Final report

Here’s the final report, referring to the set of objectives stated in the original proposal. Monthly reports are here for April and this one for May.

Working on all outstanding issues and address all of the issues in 2015, 2016 and 2017

Well, this was kind of ambitious. There are now 25 issues which were opened in 2015 and 2016, but most of them are marked either wishlist, external or NOT-SPECCED.

These are the issues closed per creation year, during and before the grant.

Year Issues
2015 9
2016 65
2017 65
2018 179

I have checked out all issues in 2015 and 2016, and most issues in 2017, labeling them, in some cases commenting. However, there’s a lot of work to be done, mostly in big issues such as this one on exceptions. I have, however, happily contributed to closing the roadmap issue by creating all remaining pages.

More needed pages appeared after closing that one, but they are in other issues and are left for future work.

Creating a set of rules for existing and new contributions and enforce those rules in the test suite

Issue and pull request templates have been added to the site. The style guides, have been updated several times, and now include a Squashathon Howto.

Several tests have been added: testing fake links, normalizes some words. Tests have been ordered and reorganized.

In general, this objective has been pretty much achieved, but there’s still a lot of work to do.

Assigning outstanding issues during the grant and create a system for assigning work to volunteers

Well, I simply could not do this. I realized very soon that people want to work on whatever they feel like working, and assigning issues in general is considered rather rude. I did highlight some issues to be worked on during the Squashathon, and decided on labeling as “help needed” a single issue. I highlighted some issues in the IRC channel, to very little success. Most issues are not assigned, and most commits still do not match an issue. But that’s the nature of volunteer work. You have to live with that.

Creating an entry page with a tutorial for complete beginners with very little or no knowledge of programming, with the intent of providing a good landing page for the language

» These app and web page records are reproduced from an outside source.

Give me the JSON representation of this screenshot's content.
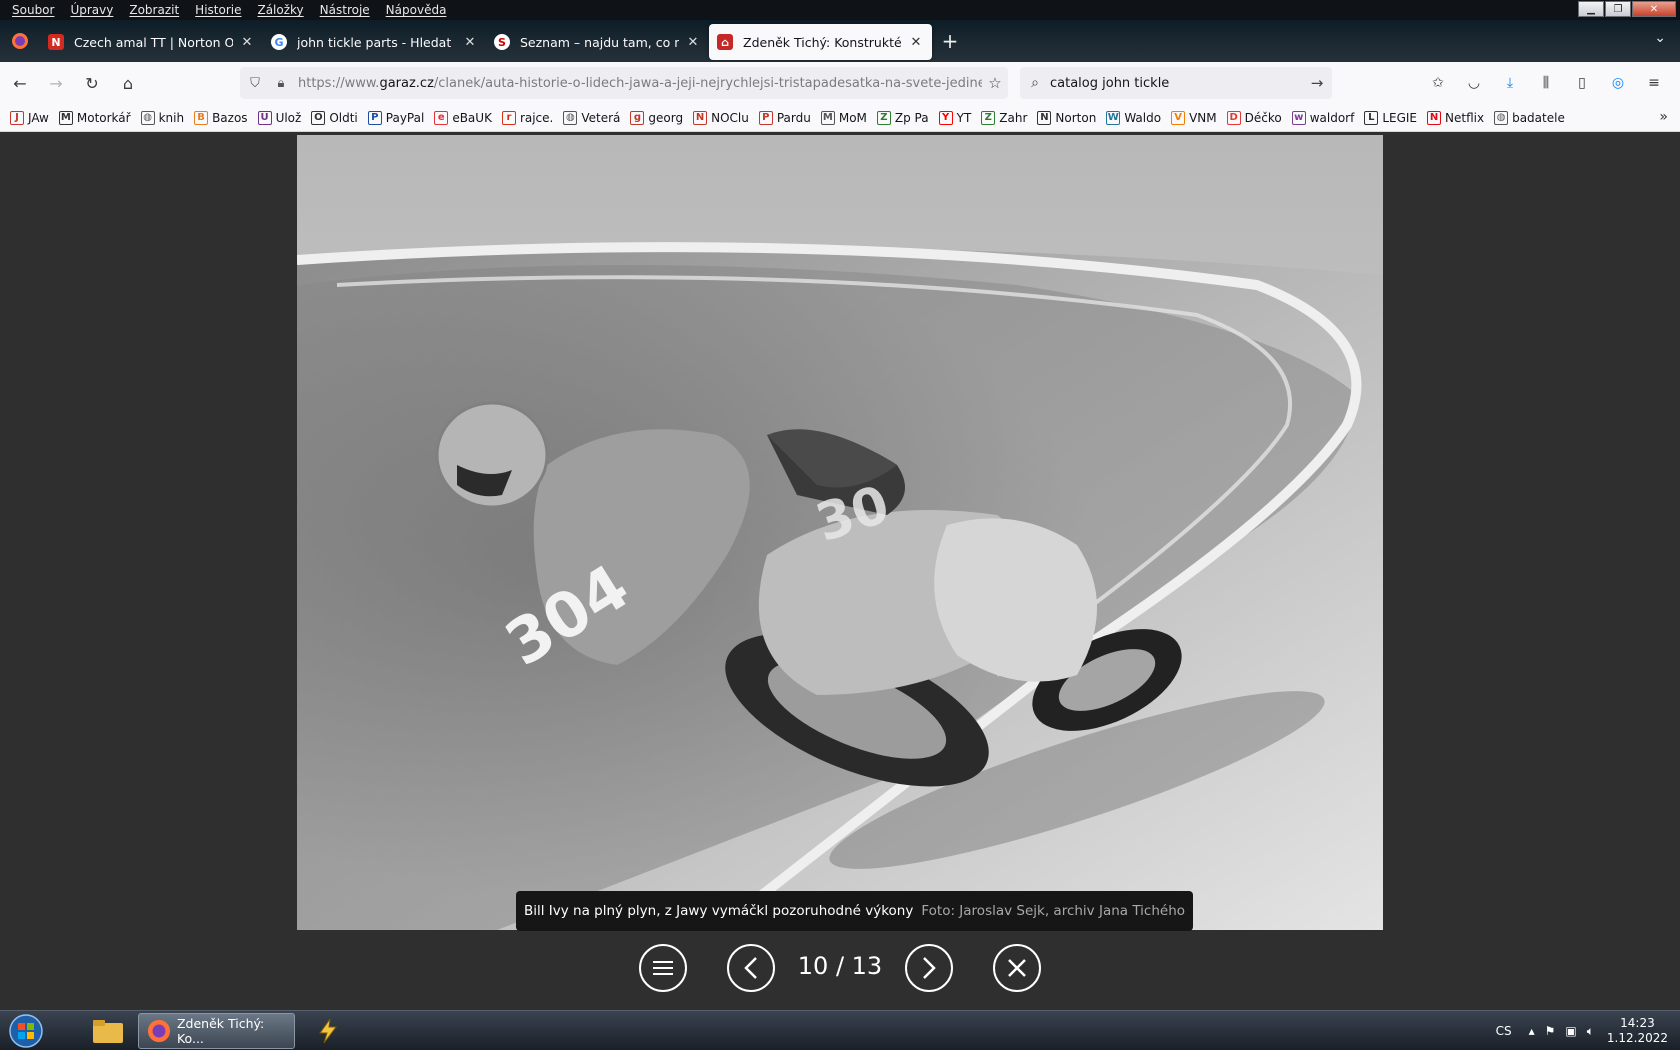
{
  "menubar": {
    "items": [
      "Soubor",
      "Úpravy",
      "Zobrazit",
      "Historie",
      "Záložky",
      "Nástroje",
      "Nápověda"
    ]
  },
  "tabs": [
    {
      "title": "Czech amal TT | Norton Owners",
      "icon": "norton-icon",
      "active": false
    },
    {
      "title": "john tickle parts - Hledat Googlem",
      "icon": "google-icon",
      "active": false
    },
    {
      "title": "Seznam – najdu tam, co neznám",
      "icon": "seznam-icon",
      "active": false
    },
    {
      "title": "Zdeněk Tichý: Konstruktér bořil",
      "icon": "garaz-icon",
      "active": true
    }
  ],
  "navbar": {
    "url_prefix": "https://www.",
    "url_domain": "garaz.cz",
    "url_path": "/clanek/auta-historie-o-lidech-jawa-a-jeji-nejrychlejsi-tristapadesatka-na-svete-jedinecny-",
    "search_value": "catalog john tickle"
  },
  "bookmarks": [
    {
      "label": "JAw",
      "icon": "jawa-icon",
      "color": "#c0392b"
    },
    {
      "label": "Motorkář",
      "icon": "motorkar-icon",
      "color": "#333333"
    },
    {
      "label": "knih",
      "icon": "globe-icon",
      "color": "#555555"
    },
    {
      "label": "Bazos",
      "icon": "bazos-icon",
      "color": "#e67e22"
    },
    {
      "label": "Ulož",
      "icon": "uloz-icon",
      "color": "#6c3483"
    },
    {
      "label": "Oldti",
      "icon": "oldti-icon",
      "color": "#333333"
    },
    {
      "label": "PayPal",
      "icon": "paypal-icon",
      "color": "#1f4e9c"
    },
    {
      "label": "eBaUK",
      "icon": "ebay-icon",
      "color": "#e53238"
    },
    {
      "label": "rajce.",
      "icon": "rajce-icon",
      "color": "#d6301b"
    },
    {
      "label": "Veterá",
      "icon": "globe-icon",
      "color": "#555555"
    },
    {
      "label": "georg",
      "icon": "georg-icon",
      "color": "#c0392b"
    },
    {
      "label": "NOClu",
      "icon": "norton-icon",
      "color": "#c0392b"
    },
    {
      "label": "Pardu",
      "icon": "pardu-icon",
      "color": "#c0392b"
    },
    {
      "label": "MoM",
      "icon": "mom-icon",
      "color": "#555555"
    },
    {
      "label": "Zp Pa",
      "icon": "zppa-icon",
      "color": "#2e7d32"
    },
    {
      "label": "YT",
      "icon": "youtube-icon",
      "color": "#ff0000"
    },
    {
      "label": "Zahr",
      "icon": "zahr-icon",
      "color": "#2e7d32"
    },
    {
      "label": "Norton",
      "icon": "wix-icon",
      "color": "#333333"
    },
    {
      "label": "Waldo",
      "icon": "wordpress-icon",
      "color": "#21759b"
    },
    {
      "label": "VNM",
      "icon": "blogger-icon",
      "color": "#f57d00"
    },
    {
      "label": "Déčko",
      "icon": "decko-icon",
      "color": "#e53935"
    },
    {
      "label": "waldorf",
      "icon": "waldorf-icon",
      "color": "#7b3f8f"
    },
    {
      "label": "LEGIE",
      "icon": "legie-icon",
      "color": "#333333"
    },
    {
      "label": "Netflix",
      "icon": "netflix-icon",
      "color": "#e50914"
    },
    {
      "label": "badatele",
      "icon": "globe-icon",
      "color": "#555555"
    }
  ],
  "viewer": {
    "caption": "Bill Ivy na plný plyn, z Jawy vymáčkl pozoruhodné výkony",
    "credit": "Foto: Jaroslav Sejk, archiv Jana Tichého",
    "counter": "10 / 13",
    "photo_number": "304"
  },
  "taskbar": {
    "active_window": "Zdeněk Tichý: Ko...",
    "language": "CS",
    "time": "14:23",
    "date": "1.12.2022"
  }
}
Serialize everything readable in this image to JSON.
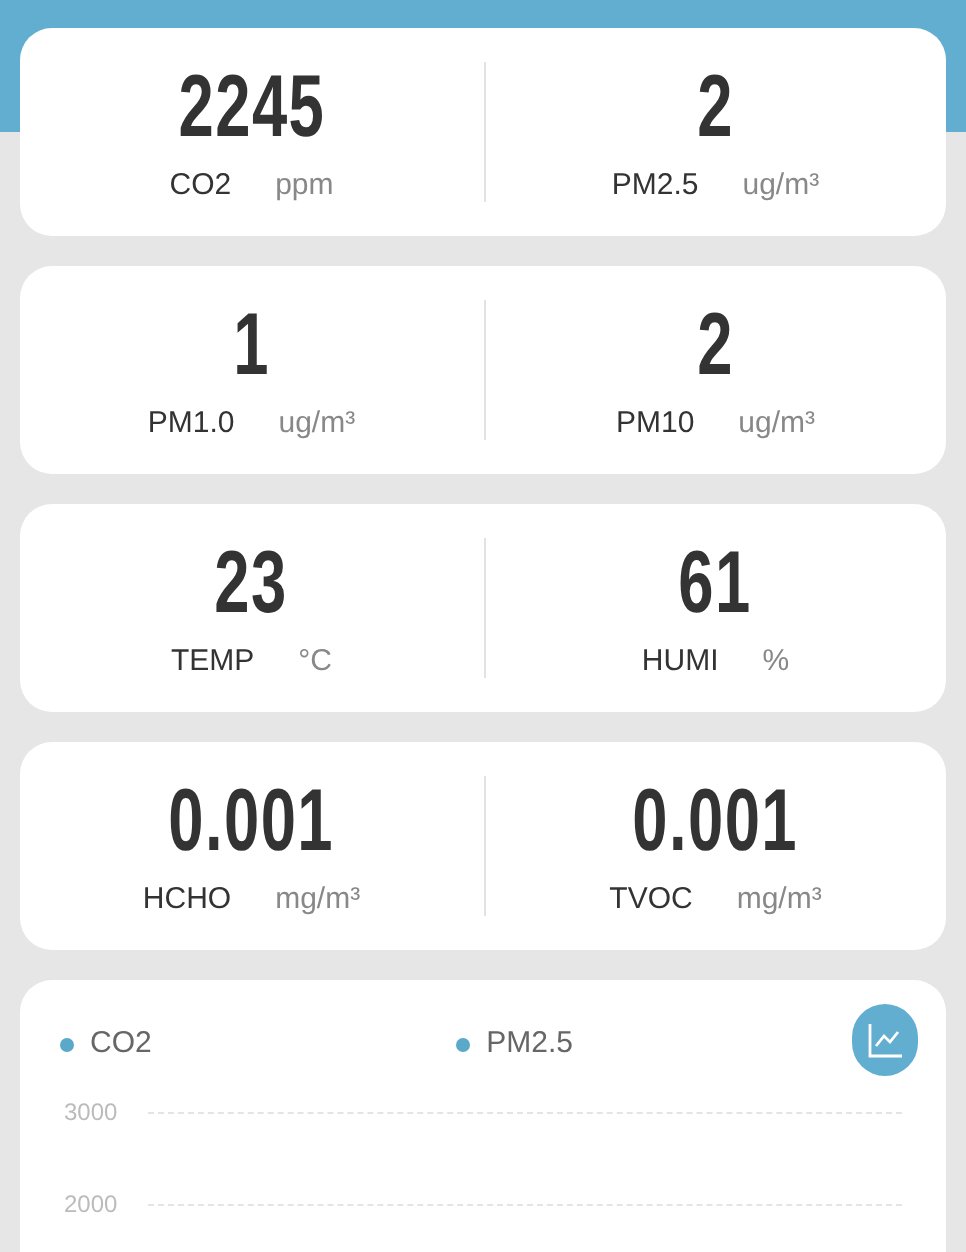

I could not find a way to do this, and besides, there are very good pages that do that, like Perl 6 Intro. I did create an article on the Perl 6 squashathon, and how to help with the documentation. I also helped with every day Stack Overflow questions, which are probably a better resource for newcomers. Instead of a single page, creating several possible entry channels is a much better strategy.

Contributing to Perl and general open source conferences with entry-level tutorials and learning material.

A talk on Perl 6 documentation has been submitted, and accepted, for the Dutch Perl Workshop, and again at the Perl 6 conference in Glasgow, which is yet to be accepted.

Writing articles in websites such as The Practical Dev (, HackerNoon or Medium with practical “30 minutes” tutorials to perform usual tasks in Perl6.

Besides the articles mentioned above, on the Perl 6 squashathon, and how to help with the documentation, I have tried to talk about it in comments such as this one or this one. I did contribute several tutorials among these about #perl6 in, but that was before the grant. I will definitely write more in the future, as well as update my book to help newcomers to the language, and also attract newcomers by making Perl 6 their first language.

Main intention: attract new users and retain them.

It is difficult to assess right now. As indicated in the May report, there is record interest in StackOverflow and record visits in the website during these two months. I have put a lot of effort to the point of annoyance insisting that people post their questions in StackOverflow, so that the language is exposed to the wide programming community. It remains to be seen if this trend sustains itself in the future. I’ll continue staking out StackOverflow answering questions, and also looking for possible documentation errors or missing parts to work on them, and improve the documentation even more.


On the two missing deliverables: the statistics are good in general, but do not allow a fine analysis on the path followed, and what people are looking for. The main pages are the language page, and the one on operators. An attempt to add Google Analytics was met with opposition, and usability does not seem to be a big concern. So the deliverable on this area would be “This is not needed or wanted”.

On the second deliverable, well, I did create the following entry-level “tutorials”:

But they are in the documentation site, which makes easier to find them and also link them to the rest of the pages. In general, as I say above, entry-level tutorials are welcome, but they have a lower priority than finishing or starting much-needed tutorials which are part of the documentation.


In general, I would say that the main objective of this grant, which was to improve the documentation, was achieved, not only by closing the outstanding issues, but also playing attention to channels where Perl 6 is mentioned and creating issues on the repo when it was needed. The work on mining the repository has allowed me, and maybe the whole community through the published reports, to understand how this fully volunteer works and how work done is matched to work needed, which, in general, happens in a self-organized way.

I have laid out the foundations for helping this repo in a more relaxed way in the future, and also analyze the dynamics of the repository and propose some focused work in the future, in the framework of things like the Google Summer of Code, Hacktoberfest or any other world-wide event, funded or not, where people can contribute to repositories. This will help getting more work done in the future, and prioritize issues so that time devoted by myself, and others, to the repo is optimized.